Each and every line below goes into your answer unchanged, but leave out the images.

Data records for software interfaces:
[Start of Attachment]

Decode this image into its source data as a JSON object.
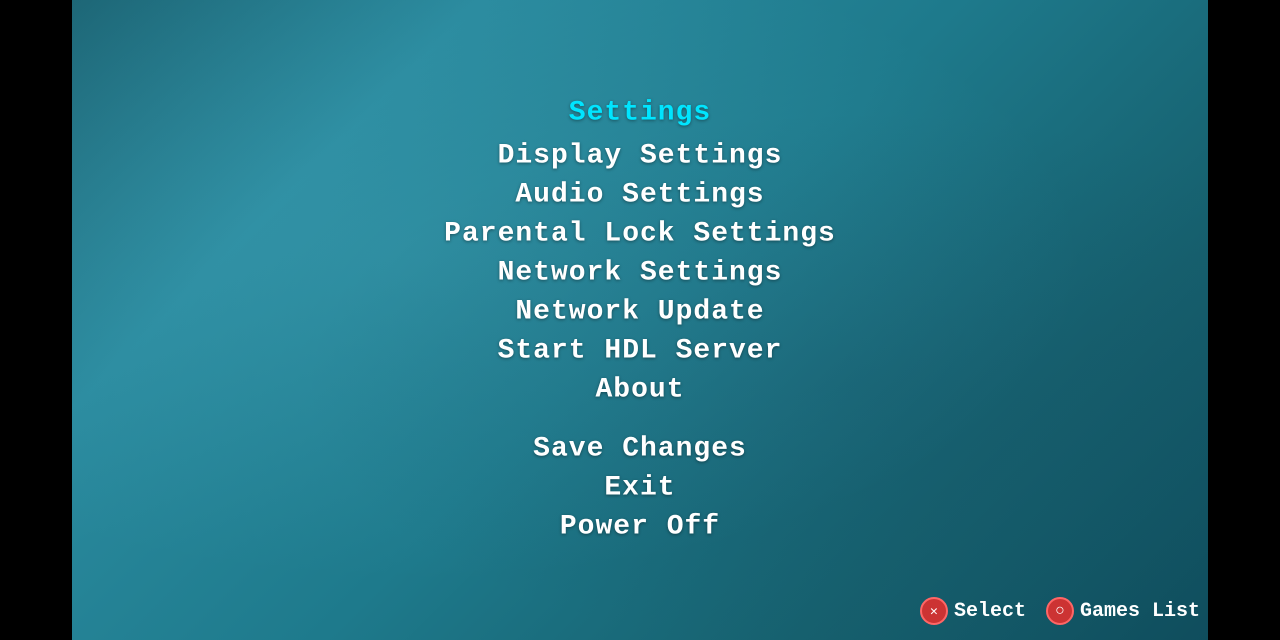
{
  "screen": {
    "background": {
      "left_bar": "#000000",
      "right_bar": "#000000",
      "main_gradient_start": "#1a5f6e",
      "main_gradient_end": "#0e4a5a"
    }
  },
  "menu": {
    "title": "Settings",
    "items": [
      {
        "id": "display-settings",
        "label": "Display  Settings",
        "active": false
      },
      {
        "id": "audio-settings",
        "label": "Audio  Settings",
        "active": false
      },
      {
        "id": "parental-lock-settings",
        "label": "Parental  Lock  Settings",
        "active": false
      },
      {
        "id": "network-settings",
        "label": "Network  Settings",
        "active": false
      },
      {
        "id": "network-update",
        "label": "Network  Update",
        "active": true
      },
      {
        "id": "start-hdl-server",
        "label": "Start  HDL  Server",
        "active": false
      },
      {
        "id": "about",
        "label": "About",
        "active": false
      }
    ],
    "actions": [
      {
        "id": "save-changes",
        "label": "Save  Changes"
      },
      {
        "id": "exit",
        "label": "Exit"
      },
      {
        "id": "power-off",
        "label": "Power  Off"
      }
    ]
  },
  "controls": {
    "select": {
      "button": "X",
      "label": "Select"
    },
    "games_list": {
      "button": "O",
      "label": "Games List"
    }
  }
}
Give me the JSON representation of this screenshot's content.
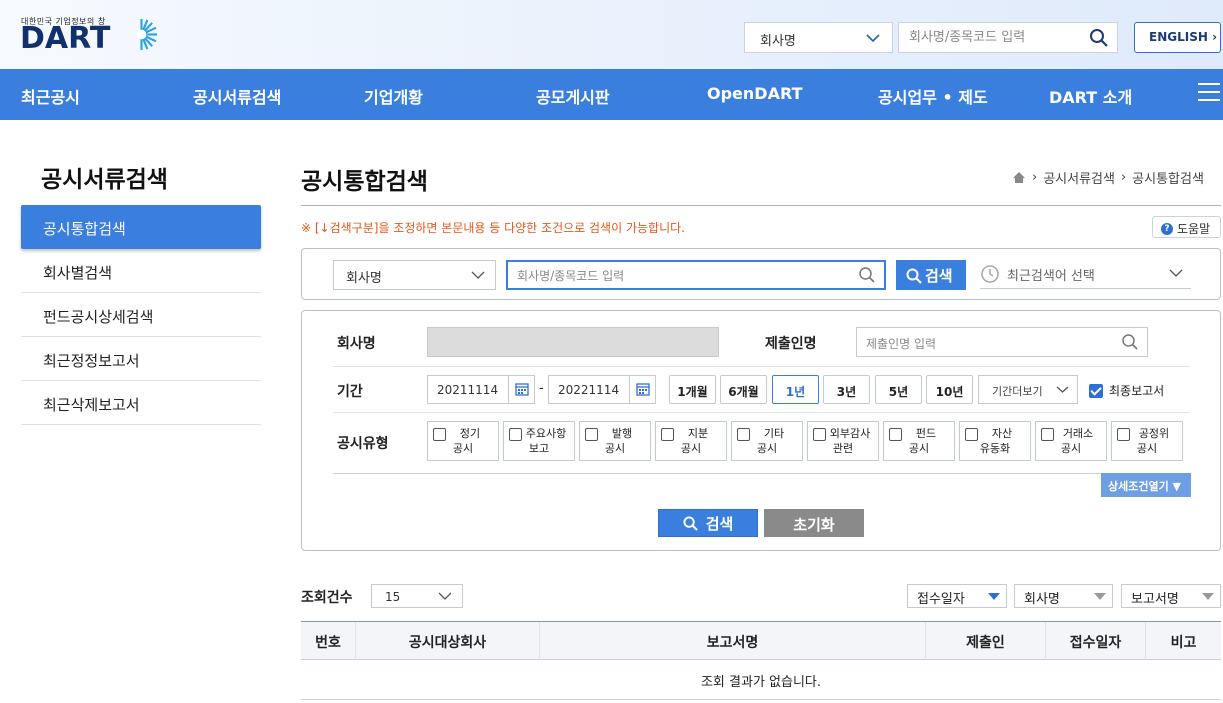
{
  "header": {
    "logo_tagline": "대한민국 기업정보의 창",
    "logo_text": "DART",
    "search_type": "회사명",
    "search_placeholder": "회사명/종목코드 입력",
    "english_label": "ENGLISH"
  },
  "nav": {
    "items": [
      "최근공시",
      "공시서류검색",
      "기업개황",
      "공모게시판",
      "OpenDART",
      "공시업무 • 제도",
      "DART 소개"
    ]
  },
  "sidebar": {
    "title": "공시서류검색",
    "items": [
      "공시통합검색",
      "회사별검색",
      "펀드공시상세검색",
      "최근정정보고서",
      "최근삭제보고서"
    ],
    "active_index": 0
  },
  "main": {
    "title": "공시통합검색",
    "breadcrumb": [
      "공시서류검색",
      "공시통합검색"
    ],
    "notice": "※ [↓검색구분]을 조정하면 본문내용 등 다양한 조건으로 검색이 가능합니다.",
    "help_label": "도움말"
  },
  "quick_search": {
    "type": "회사명",
    "placeholder": "회사명/종목코드 입력",
    "button": "검색",
    "recent_placeholder": "최근검색어 선택"
  },
  "filters": {
    "company_label": "회사명",
    "submitter_label": "제출인명",
    "submitter_placeholder": "제출인명 입력",
    "period_label": "기간",
    "start_date": "20211114",
    "end_date": "20221114",
    "dash": "-",
    "period_buttons": [
      "1개월",
      "6개월",
      "1년",
      "3년",
      "5년",
      "10년"
    ],
    "period_active": "1년",
    "more_period": "기간더보기",
    "final_report_label": "최종보고서",
    "final_report_checked": true,
    "type_label": "공시유형",
    "types": [
      {
        "l1": "정기",
        "l2": "공시"
      },
      {
        "l1": "주요사항",
        "l2": "보고"
      },
      {
        "l1": "발행",
        "l2": "공시"
      },
      {
        "l1": "지분",
        "l2": "공시"
      },
      {
        "l1": "기타",
        "l2": "공시"
      },
      {
        "l1": "외부감사",
        "l2": "관련"
      },
      {
        "l1": "펀드",
        "l2": "공시"
      },
      {
        "l1": "자산",
        "l2": "유동화"
      },
      {
        "l1": "거래소",
        "l2": "공시"
      },
      {
        "l1": "공정위",
        "l2": "공시"
      }
    ],
    "detail_toggle": "상세조건열기 ▼",
    "search_button": "검색",
    "reset_button": "초기화"
  },
  "results": {
    "count_label": "조회건수",
    "count_value": "15",
    "sort_options": [
      "접수일자",
      "회사명",
      "보고서명"
    ],
    "columns": [
      "번호",
      "공시대상회사",
      "보고서명",
      "제출인",
      "접수일자",
      "비고"
    ],
    "empty_message": "조회 결과가 없습니다."
  },
  "colors": {
    "primary": "#3a7fde",
    "notice": "#e5581d",
    "logo": "#12306b"
  }
}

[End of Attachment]

[Exercise answer]:
Decode this image into its source data as a JSON object.
{
  "screen": {
    "background": {
      "left_bar": "#000000",
      "right_bar": "#000000",
      "main_gradient_start": "#1a5f6e",
      "main_gradient_end": "#0e4a5a"
    }
  },
  "menu": {
    "title": "Settings",
    "items": [
      {
        "id": "display-settings",
        "label": "Display  Settings",
        "active": false
      },
      {
        "id": "audio-settings",
        "label": "Audio  Settings",
        "active": false
      },
      {
        "id": "parental-lock-settings",
        "label": "Parental  Lock  Settings",
        "active": false
      },
      {
        "id": "network-settings",
        "label": "Network  Settings",
        "active": false
      },
      {
        "id": "network-update",
        "label": "Network  Update",
        "active": true
      },
      {
        "id": "start-hdl-server",
        "label": "Start  HDL  Server",
        "active": false
      },
      {
        "id": "about",
        "label": "About",
        "active": false
      }
    ],
    "actions": [
      {
        "id": "save-changes",
        "label": "Save  Changes"
      },
      {
        "id": "exit",
        "label": "Exit"
      },
      {
        "id": "power-off",
        "label": "Power  Off"
      }
    ]
  },
  "controls": {
    "select": {
      "button": "X",
      "label": "Select"
    },
    "games_list": {
      "button": "O",
      "label": "Games List"
    }
  }
}
Give me the JSON representation of this screenshot's content.
{
  "header": {
    "logo_tagline": "대한민국 기업정보의 창",
    "logo_text": "DART",
    "search_type": "회사명",
    "search_placeholder": "회사명/종목코드 입력",
    "english_label": "ENGLISH"
  },
  "nav": {
    "items": [
      "최근공시",
      "공시서류검색",
      "기업개황",
      "공모게시판",
      "OpenDART",
      "공시업무 • 제도",
      "DART 소개"
    ]
  },
  "sidebar": {
    "title": "공시서류검색",
    "items": [
      "공시통합검색",
      "회사별검색",
      "펀드공시상세검색",
      "최근정정보고서",
      "최근삭제보고서"
    ],
    "active_index": 0
  },
  "main": {
    "title": "공시통합검색",
    "breadcrumb": [
      "공시서류검색",
      "공시통합검색"
    ],
    "notice": "※ [↓검색구분]을 조정하면 본문내용 등 다양한 조건으로 검색이 가능합니다.",
    "help_label": "도움말"
  },
  "quick_search": {
    "type": "회사명",
    "placeholder": "회사명/종목코드 입력",
    "button": "검색",
    "recent_placeholder": "최근검색어 선택"
  },
  "filters": {
    "company_label": "회사명",
    "submitter_label": "제출인명",
    "submitter_placeholder": "제출인명 입력",
    "period_label": "기간",
    "start_date": "20211114",
    "end_date": "20221114",
    "dash": "-",
    "period_buttons": [
      "1개월",
      "6개월",
      "1년",
      "3년",
      "5년",
      "10년"
    ],
    "period_active": "1년",
    "more_period": "기간더보기",
    "final_report_label": "최종보고서",
    "final_report_checked": true,
    "type_label": "공시유형",
    "types": [
      {
        "l1": "정기",
        "l2": "공시"
      },
      {
        "l1": "주요사항",
        "l2": "보고"
      },
      {
        "l1": "발행",
        "l2": "공시"
      },
      {
        "l1": "지분",
        "l2": "공시"
      },
      {
        "l1": "기타",
        "l2": "공시"
      },
      {
        "l1": "외부감사",
        "l2": "관련"
      },
      {
        "l1": "펀드",
        "l2": "공시"
      },
      {
        "l1": "자산",
        "l2": "유동화"
      },
      {
        "l1": "거래소",
        "l2": "공시"
      },
      {
        "l1": "공정위",
        "l2": "공시"
      }
    ],
    "detail_toggle": "상세조건열기 ▼",
    "search_button": "검색",
    "reset_button": "초기화"
  },
  "results": {
    "count_label": "조회건수",
    "count_value": "15",
    "sort_options": [
      "접수일자",
      "회사명",
      "보고서명"
    ],
    "columns": [
      "번호",
      "공시대상회사",
      "보고서명",
      "제출인",
      "접수일자",
      "비고"
    ],
    "empty_message": "조회 결과가 없습니다."
  },
  "colors": {
    "primary": "#3a7fde",
    "notice": "#e5581d",
    "logo": "#12306b"
  }
}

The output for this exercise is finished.